# [DATA FOR REVIEW]
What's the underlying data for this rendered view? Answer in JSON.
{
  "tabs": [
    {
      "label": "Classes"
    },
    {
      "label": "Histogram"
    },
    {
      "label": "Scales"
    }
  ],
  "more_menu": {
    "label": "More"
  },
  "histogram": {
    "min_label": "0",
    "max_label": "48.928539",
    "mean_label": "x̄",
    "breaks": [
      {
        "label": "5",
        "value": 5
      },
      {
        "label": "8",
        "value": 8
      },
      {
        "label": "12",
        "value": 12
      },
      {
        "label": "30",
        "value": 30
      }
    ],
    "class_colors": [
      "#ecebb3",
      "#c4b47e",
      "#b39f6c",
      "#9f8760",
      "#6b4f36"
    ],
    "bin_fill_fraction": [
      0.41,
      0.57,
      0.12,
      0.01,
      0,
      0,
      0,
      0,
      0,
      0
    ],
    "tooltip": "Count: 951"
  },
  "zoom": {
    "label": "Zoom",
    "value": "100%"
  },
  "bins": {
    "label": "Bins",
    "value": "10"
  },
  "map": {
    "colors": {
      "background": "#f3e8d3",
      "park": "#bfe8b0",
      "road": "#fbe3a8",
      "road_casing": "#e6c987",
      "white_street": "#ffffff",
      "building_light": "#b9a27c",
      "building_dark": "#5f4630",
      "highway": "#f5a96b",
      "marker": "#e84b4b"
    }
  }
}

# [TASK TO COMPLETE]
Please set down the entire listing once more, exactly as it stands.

# [THE ANSWER]
What's the underlying data for this rendered view? Answer in JSON.
{
  "tabs": [
    {
      "label": "Classes"
    },
    {
      "label": "Histogram"
    },
    {
      "label": "Scales"
    }
  ],
  "more_menu": {
    "label": "More"
  },
  "histogram": {
    "min_label": "0",
    "max_label": "48.928539",
    "mean_label": "x̄",
    "breaks": [
      {
        "label": "5",
        "value": 5
      },
      {
        "label": "8",
        "value": 8
      },
      {
        "label": "12",
        "value": 12
      },
      {
        "label": "30",
        "value": 30
      }
    ],
    "class_colors": [
      "#ecebb3",
      "#c4b47e",
      "#b39f6c",
      "#9f8760",
      "#6b4f36"
    ],
    "bin_fill_fraction": [
      0.41,
      0.57,
      0.12,
      0.01,
      0,
      0,
      0,
      0,
      0,
      0
    ],
    "tooltip": "Count: 951"
  },
  "zoom": {
    "label": "Zoom",
    "value": "100%"
  },
  "bins": {
    "label": "Bins",
    "value": "10"
  },
  "map": {
    "colors": {
      "background": "#f3e8d3",
      "park": "#bfe8b0",
      "road": "#fbe3a8",
      "road_casing": "#e6c987",
      "white_street": "#ffffff",
      "building_light": "#b9a27c",
      "building_dark": "#5f4630",
      "highway": "#f5a96b",
      "marker": "#e84b4b"
    }
  }
}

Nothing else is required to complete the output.